"""
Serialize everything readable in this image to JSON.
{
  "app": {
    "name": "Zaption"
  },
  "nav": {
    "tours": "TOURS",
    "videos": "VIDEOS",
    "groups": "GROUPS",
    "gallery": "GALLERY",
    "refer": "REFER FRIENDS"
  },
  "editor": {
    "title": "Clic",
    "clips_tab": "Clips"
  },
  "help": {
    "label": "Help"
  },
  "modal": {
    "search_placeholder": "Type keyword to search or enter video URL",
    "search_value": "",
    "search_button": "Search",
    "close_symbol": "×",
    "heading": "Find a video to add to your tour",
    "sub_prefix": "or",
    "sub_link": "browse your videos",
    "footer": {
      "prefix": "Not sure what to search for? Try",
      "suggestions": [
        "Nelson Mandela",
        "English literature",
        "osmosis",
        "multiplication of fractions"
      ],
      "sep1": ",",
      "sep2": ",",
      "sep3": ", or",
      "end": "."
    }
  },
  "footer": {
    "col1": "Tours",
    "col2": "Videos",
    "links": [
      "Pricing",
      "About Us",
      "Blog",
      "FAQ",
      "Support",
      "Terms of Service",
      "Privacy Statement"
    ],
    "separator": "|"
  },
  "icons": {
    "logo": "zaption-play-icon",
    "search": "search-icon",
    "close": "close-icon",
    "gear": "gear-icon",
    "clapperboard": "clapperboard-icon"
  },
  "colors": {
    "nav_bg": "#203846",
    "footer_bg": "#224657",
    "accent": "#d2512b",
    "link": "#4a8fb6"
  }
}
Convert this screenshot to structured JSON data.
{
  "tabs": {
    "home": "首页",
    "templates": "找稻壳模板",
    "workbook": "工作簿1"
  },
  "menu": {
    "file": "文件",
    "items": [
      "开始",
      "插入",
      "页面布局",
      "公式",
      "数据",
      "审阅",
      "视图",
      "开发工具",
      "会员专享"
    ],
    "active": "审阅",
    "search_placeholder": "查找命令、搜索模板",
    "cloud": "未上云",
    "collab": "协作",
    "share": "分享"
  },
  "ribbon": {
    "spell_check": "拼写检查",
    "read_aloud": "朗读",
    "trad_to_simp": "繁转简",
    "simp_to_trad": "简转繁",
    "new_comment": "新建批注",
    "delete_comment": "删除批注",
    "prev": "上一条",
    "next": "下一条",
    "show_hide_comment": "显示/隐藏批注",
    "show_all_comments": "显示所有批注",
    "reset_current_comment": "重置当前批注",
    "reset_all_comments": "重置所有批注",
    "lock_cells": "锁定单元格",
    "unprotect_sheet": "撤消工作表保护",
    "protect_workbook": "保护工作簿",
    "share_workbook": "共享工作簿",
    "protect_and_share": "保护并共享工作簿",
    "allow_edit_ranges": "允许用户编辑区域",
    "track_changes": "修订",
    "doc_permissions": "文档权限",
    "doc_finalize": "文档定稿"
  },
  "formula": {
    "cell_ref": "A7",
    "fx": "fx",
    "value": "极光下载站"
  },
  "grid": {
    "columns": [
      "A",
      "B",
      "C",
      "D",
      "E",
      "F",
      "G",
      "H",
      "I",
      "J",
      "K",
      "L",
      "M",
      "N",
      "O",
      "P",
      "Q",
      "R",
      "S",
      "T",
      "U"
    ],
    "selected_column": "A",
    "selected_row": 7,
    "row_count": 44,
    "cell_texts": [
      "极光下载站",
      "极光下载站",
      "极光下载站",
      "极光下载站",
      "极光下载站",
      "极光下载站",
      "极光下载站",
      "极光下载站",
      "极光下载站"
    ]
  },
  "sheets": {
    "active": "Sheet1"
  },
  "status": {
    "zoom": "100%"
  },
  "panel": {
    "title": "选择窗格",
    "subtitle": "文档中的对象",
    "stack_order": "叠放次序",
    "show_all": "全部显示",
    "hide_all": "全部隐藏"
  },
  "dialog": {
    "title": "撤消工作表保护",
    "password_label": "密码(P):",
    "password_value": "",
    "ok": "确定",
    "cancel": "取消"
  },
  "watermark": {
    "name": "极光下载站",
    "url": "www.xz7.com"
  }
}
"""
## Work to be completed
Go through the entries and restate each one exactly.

## Final answer
Serialize everything readable in this image to JSON.
{
  "app": {
    "name": "Zaption"
  },
  "nav": {
    "tours": "TOURS",
    "videos": "VIDEOS",
    "groups": "GROUPS",
    "gallery": "GALLERY",
    "refer": "REFER FRIENDS"
  },
  "editor": {
    "title": "Clic",
    "clips_tab": "Clips"
  },
  "help": {
    "label": "Help"
  },
  "modal": {
    "search_placeholder": "Type keyword to search or enter video URL",
    "search_value": "",
    "search_button": "Search",
    "close_symbol": "×",
    "heading": "Find a video to add to your tour",
    "sub_prefix": "or",
    "sub_link": "browse your videos",
    "footer": {
      "prefix": "Not sure what to search for? Try",
      "suggestions": [
        "Nelson Mandela",
        "English literature",
        "osmosis",
        "multiplication of fractions"
      ],
      "sep1": ",",
      "sep2": ",",
      "sep3": ", or",
      "end": "."
    }
  },
  "footer": {
    "col1": "Tours",
    "col2": "Videos",
    "links": [
      "Pricing",
      "About Us",
      "Blog",
      "FAQ",
      "Support",
      "Terms of Service",
      "Privacy Statement"
    ],
    "separator": "|"
  },
  "icons": {
    "logo": "zaption-play-icon",
    "search": "search-icon",
    "close": "close-icon",
    "gear": "gear-icon",
    "clapperboard": "clapperboard-icon"
  },
  "colors": {
    "nav_bg": "#203846",
    "footer_bg": "#224657",
    "accent": "#d2512b",
    "link": "#4a8fb6"
  }
}
Convert this screenshot to structured JSON data.
{
  "tabs": {
    "home": "首页",
    "templates": "找稻壳模板",
    "workbook": "工作簿1"
  },
  "menu": {
    "file": "文件",
    "items": [
      "开始",
      "插入",
      "页面布局",
      "公式",
      "数据",
      "审阅",
      "视图",
      "开发工具",
      "会员专享"
    ],
    "active": "审阅",
    "search_placeholder": "查找命令、搜索模板",
    "cloud": "未上云",
    "collab": "协作",
    "share": "分享"
  },
  "ribbon": {
    "spell_check": "拼写检查",
    "read_aloud": "朗读",
    "trad_to_simp": "繁转简",
    "simp_to_trad": "简转繁",
    "new_comment": "新建批注",
    "delete_comment": "删除批注",
    "prev": "上一条",
    "next": "下一条",
    "show_hide_comment": "显示/隐藏批注",
    "show_all_comments": "显示所有批注",
    "reset_current_comment": "重置当前批注",
    "reset_all_comments": "重置所有批注",
    "lock_cells": "锁定单元格",
    "unprotect_sheet": "撤消工作表保护",
    "protect_workbook": "保护工作簿",
    "share_workbook": "共享工作簿",
    "protect_and_share": "保护并共享工作簿",
    "allow_edit_ranges": "允许用户编辑区域",
    "track_changes": "修订",
    "doc_permissions": "文档权限",
    "doc_finalize": "文档定稿"
  },
  "formula": {
    "cell_ref": "A7",
    "fx": "fx",
    "value": "极光下载站"
  },
  "grid": {
    "columns": [
      "A",
      "B",
      "C",
      "D",
      "E",
      "F",
      "G",
      "H",
      "I",
      "J",
      "K",
      "L",
      "M",
      "N",
      "O",
      "P",
      "Q",
      "R",
      "S",
      "T",
      "U"
    ],
    "selected_column": "A",
    "selected_row": 7,
    "row_count": 44,
    "cell_texts": [
      "极光下载站",
      "极光下载站",
      "极光下载站",
      "极光下载站",
      "极光下载站",
      "极光下载站",
      "极光下载站",
      "极光下载站",
      "极光下载站"
    ]
  },
  "sheets": {
    "active": "Sheet1"
  },
  "status": {
    "zoom": "100%"
  },
  "panel": {
    "title": "选择窗格",
    "subtitle": "文档中的对象",
    "stack_order": "叠放次序",
    "show_all": "全部显示",
    "hide_all": "全部隐藏"
  },
  "dialog": {
    "title": "撤消工作表保护",
    "password_label": "密码(P):",
    "password_value": "",
    "ok": "确定",
    "cancel": "取消"
  },
  "watermark": {
    "name": "极光下载站",
    "url": "www.xz7.com"
  }
}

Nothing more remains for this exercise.